The profession of a Public Safety Telecommunicator (or Dispatcher) is stressful. Why is that? What happens when we are stressed? What can we do about it?
Public Safety professionals are horrible when it comes to taking are of ourselves but we'll do the impossible to help others. I have come to work with pneumonia rather than call off sick and put my shift short-handed. It's stupid. A co-worked stayed on duty having chest pains (yes, it was a heart-attack) because he was in denial about his condition.
Let's begin with a basic explanation of what happens when the body is stressed. Remember back to your basic biology. When the body is at a 'normal' phase (relaxed), the heart is pumping at the regular rate. Your respirations are even and smooth. You aren't looking over your shoulder or sweating. When a situation causes a person to become extremely upset or become hypervigilent, the body gets ready for action. This is the 'flight or fight'' reaction. It is an automated response.

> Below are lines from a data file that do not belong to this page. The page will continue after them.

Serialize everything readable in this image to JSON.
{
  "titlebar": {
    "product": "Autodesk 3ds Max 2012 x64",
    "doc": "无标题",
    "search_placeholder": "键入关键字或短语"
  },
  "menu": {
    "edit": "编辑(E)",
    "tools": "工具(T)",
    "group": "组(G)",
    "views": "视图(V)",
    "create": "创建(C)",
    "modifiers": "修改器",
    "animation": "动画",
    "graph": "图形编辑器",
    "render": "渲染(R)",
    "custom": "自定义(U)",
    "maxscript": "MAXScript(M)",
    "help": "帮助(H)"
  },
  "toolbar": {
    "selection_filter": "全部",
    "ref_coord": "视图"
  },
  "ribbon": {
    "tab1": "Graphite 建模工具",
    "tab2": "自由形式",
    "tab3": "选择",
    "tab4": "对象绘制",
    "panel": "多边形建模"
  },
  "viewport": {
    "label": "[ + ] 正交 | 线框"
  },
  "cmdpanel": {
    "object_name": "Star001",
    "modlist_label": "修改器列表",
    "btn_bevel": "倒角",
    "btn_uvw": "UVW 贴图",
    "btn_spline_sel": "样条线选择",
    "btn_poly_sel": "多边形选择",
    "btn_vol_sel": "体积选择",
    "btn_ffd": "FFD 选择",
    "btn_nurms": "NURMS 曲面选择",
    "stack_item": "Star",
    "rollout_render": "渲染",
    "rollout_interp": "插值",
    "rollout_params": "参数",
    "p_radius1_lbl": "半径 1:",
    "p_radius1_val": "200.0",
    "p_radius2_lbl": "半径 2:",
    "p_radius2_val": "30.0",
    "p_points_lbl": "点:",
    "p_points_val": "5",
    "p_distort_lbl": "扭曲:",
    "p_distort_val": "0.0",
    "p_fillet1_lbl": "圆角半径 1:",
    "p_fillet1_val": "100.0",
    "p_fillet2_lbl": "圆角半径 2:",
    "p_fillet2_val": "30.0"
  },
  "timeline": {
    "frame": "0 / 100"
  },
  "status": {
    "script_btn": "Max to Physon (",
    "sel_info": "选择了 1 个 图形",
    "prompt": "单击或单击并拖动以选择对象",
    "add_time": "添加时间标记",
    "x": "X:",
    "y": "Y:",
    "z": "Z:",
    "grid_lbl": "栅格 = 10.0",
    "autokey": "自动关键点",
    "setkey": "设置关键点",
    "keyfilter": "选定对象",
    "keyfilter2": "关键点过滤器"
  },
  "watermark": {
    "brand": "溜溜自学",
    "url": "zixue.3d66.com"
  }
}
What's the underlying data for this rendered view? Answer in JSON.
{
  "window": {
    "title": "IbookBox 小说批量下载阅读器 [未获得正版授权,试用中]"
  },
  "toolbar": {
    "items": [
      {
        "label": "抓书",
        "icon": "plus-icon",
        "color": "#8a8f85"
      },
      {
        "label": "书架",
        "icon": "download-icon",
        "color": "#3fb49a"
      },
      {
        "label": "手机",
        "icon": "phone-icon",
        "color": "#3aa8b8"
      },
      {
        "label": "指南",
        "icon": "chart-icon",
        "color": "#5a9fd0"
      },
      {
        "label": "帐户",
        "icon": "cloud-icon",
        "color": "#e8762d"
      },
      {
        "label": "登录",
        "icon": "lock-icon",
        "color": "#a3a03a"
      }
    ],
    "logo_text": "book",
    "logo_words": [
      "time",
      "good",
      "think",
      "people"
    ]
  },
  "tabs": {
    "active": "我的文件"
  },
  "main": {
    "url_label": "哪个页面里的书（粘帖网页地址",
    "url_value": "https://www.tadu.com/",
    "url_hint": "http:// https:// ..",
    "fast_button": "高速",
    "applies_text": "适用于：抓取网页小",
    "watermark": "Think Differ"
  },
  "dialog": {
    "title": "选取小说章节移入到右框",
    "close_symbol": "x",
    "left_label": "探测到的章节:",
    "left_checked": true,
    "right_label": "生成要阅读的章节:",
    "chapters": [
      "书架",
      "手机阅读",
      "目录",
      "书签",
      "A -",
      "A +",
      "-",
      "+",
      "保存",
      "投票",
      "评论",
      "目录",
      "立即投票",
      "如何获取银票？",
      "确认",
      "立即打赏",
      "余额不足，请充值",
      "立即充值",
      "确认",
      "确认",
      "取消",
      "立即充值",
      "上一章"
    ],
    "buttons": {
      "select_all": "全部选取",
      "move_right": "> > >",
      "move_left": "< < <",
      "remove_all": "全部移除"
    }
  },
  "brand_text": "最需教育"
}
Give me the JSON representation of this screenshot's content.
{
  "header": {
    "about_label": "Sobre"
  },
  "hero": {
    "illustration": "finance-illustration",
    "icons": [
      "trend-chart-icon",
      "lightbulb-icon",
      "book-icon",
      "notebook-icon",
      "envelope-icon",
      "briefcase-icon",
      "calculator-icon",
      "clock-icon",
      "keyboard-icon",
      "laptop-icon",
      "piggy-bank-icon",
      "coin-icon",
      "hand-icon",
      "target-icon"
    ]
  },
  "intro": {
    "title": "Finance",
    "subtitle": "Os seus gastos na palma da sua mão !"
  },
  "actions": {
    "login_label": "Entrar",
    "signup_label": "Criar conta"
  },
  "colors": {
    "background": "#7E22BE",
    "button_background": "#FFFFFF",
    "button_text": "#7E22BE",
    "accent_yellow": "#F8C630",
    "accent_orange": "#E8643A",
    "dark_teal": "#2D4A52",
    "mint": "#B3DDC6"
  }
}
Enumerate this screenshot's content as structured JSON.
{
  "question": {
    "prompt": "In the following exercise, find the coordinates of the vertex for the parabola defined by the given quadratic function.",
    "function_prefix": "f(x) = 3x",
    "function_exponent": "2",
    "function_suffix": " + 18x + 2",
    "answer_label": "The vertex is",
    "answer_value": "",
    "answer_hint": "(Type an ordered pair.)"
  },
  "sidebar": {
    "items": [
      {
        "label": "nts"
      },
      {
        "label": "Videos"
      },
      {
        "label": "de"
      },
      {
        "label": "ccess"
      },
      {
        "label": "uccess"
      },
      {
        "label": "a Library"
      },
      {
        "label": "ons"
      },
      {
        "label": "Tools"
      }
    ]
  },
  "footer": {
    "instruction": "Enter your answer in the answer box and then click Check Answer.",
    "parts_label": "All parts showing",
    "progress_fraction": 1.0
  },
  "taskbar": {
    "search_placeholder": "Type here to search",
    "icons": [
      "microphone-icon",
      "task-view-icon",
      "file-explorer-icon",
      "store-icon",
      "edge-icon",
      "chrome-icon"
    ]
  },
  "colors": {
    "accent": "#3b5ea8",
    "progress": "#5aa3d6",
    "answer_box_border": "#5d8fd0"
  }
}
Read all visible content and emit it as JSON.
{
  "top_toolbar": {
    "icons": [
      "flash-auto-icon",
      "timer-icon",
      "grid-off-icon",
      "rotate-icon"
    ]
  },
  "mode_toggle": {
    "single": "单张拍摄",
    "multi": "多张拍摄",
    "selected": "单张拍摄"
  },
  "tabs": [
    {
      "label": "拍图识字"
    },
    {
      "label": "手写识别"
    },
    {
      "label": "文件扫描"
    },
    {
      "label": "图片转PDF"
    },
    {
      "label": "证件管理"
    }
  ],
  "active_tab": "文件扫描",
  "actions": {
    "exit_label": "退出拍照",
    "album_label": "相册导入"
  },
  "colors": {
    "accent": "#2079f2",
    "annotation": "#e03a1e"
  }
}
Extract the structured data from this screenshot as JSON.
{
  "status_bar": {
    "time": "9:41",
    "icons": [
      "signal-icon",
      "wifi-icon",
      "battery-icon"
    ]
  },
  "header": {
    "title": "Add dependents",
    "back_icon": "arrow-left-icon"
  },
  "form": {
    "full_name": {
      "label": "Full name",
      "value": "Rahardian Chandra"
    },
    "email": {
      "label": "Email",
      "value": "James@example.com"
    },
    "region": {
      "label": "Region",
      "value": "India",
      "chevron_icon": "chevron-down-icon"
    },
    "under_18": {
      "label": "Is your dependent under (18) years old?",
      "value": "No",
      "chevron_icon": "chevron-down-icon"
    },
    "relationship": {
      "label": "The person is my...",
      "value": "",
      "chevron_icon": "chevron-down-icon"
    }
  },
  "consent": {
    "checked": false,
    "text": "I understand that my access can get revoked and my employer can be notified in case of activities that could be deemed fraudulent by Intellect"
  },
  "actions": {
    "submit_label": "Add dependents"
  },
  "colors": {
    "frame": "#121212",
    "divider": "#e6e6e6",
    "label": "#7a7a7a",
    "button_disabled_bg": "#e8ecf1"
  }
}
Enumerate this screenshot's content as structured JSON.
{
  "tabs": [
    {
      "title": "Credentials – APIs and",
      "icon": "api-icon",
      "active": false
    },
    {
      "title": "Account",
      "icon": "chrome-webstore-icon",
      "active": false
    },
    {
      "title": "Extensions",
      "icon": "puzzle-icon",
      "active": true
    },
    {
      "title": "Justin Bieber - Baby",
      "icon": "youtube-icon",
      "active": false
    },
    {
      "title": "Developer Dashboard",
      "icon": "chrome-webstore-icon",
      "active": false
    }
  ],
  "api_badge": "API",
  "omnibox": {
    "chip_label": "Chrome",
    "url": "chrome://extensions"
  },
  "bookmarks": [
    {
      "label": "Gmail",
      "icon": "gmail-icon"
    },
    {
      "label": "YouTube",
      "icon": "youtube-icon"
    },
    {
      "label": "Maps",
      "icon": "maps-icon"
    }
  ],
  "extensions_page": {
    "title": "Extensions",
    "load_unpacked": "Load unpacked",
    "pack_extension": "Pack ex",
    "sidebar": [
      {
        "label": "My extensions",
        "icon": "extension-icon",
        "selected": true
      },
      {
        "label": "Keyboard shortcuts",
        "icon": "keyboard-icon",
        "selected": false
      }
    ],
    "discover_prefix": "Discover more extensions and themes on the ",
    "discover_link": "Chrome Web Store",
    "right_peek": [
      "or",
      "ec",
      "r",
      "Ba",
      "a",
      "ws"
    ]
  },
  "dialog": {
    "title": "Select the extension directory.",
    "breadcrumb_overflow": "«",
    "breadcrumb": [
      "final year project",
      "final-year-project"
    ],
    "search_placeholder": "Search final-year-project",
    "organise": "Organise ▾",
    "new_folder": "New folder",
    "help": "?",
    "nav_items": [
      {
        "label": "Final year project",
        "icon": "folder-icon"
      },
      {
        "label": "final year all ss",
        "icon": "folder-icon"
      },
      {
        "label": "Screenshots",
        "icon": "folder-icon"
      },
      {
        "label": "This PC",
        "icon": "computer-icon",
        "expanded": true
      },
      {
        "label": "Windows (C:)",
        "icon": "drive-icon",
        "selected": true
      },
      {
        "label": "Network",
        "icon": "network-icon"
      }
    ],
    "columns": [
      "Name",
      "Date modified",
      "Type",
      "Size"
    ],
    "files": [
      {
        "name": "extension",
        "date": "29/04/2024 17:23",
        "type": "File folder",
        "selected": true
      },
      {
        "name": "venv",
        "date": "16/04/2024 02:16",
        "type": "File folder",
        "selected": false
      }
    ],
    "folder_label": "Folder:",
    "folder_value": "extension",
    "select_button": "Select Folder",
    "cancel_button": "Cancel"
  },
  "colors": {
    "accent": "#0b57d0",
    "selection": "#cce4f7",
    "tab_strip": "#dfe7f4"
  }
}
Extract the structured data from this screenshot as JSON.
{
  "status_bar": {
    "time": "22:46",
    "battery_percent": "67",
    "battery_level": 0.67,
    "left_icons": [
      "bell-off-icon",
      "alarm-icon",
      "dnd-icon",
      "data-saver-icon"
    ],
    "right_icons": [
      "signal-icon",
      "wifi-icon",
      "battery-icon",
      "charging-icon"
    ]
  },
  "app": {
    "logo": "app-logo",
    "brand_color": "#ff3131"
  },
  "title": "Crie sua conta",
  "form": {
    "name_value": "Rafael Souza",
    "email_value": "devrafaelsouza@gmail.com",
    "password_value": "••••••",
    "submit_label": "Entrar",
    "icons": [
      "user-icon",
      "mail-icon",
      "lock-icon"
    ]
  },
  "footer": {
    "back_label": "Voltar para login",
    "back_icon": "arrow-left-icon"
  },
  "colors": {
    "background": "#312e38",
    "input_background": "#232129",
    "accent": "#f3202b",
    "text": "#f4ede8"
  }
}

"The definition of stress, in physiological terms, is a harmful (or potentially harmful) stimulus. Vander, Sherman, and Luciano (2001) state that "these stimuli comprise an immense number of situations, including physical trauma, prolonged exposure to cold, prolonged heavy exercise, infection, shock, decreased oxygen supply, sleep deprivation, pain, fright, and other emotional stresses.Whether the stress is physical or emotional, the response is the same. The adrenal cortex increases secretion of the hormone Cortisol, and the activity of the sympathetic nervous system is increased, resulting in increased epinephrine secretion from the adrenal medulla. Other hormones are also released during stress, and insulin production is usually decreased. "
Thank about the above statement for a moment. we are constantly waiting for the sky to fall. Dispatchers are always 'on the ready' for that mayday or in-progress calls. When we're at work, doesn't it make sense that we have that constant supply of cortisol running in our system? We're always stressed. The day-to-day toll of stress, along with the aftermath of a major event, can lead to Post Traumatic Stress Disorder as noted below:
"In the definition of PTSD, the main criterian is that the subject experienced or witnessed an event that involved actual or threatened death or serious injury. Police dispatchers witness many scenes of death, mayhem and destruction while talking on the phone to victims. Yet there is little resolution. They often don’t know what eventually happened, whether the victims lived or died. When the critical incident involves a police officer such as an officer down call, suicide-by-cop, a shootout, or high-speed pursuit, the dispatchers suffer even more dramatically. They may experience adrenaline rushes, heart palpitations, anxiety, and fear. They may have sleepless nights, get irritable and angry, and develop eating disorders. Only in the past few years has police dispatcher trauma been fully recognized and understood." from CopShock
So what can we do to combat stress? Let's start with the obvious.
Take a break once in a while. Use your vacation time! Have a life outside of work. You can't take away the stress of the job but you can find ways to relieve the feeling. First, and I know we all get tired of hearing this, but eat right, get at least eight hours of sleep, and get a little exercise. Working off the stress works wonders. Speak to your spouse, a trusted friend, or take advantage of the counseling programs available through most departments (most are confidential). Hobbies are great. Nothing beats stress like gardening or yoga. I learned to 'ground and center' long ago. Digging in the dirt allows me to get out my aggressions without hurting anyone. At one time, I practiced martial arts. Deep breathing exercises can be done at work. I bought a little container of bubbles and took my time blowing at the wand to create the biggest ones I could. I had fun and let the stress go at the same time. Coloring books for adults have become popular. We have them at work. Again, the act allows one to relax.
There are a couple of books specific to public safety in print:
Under the Headset: Surviving Dispatcher Stress by Richard Behr
Tips From An Emergency Dispatcher: The Book To Read before You Need 911 by Laura Smith
CopShock by Allen, R. Kates
Bulletproof Spirit: The First Responder's Essential Resource for Protecting and Healing Mind and Heart by Willis, Dan, Captain
stay safe out there!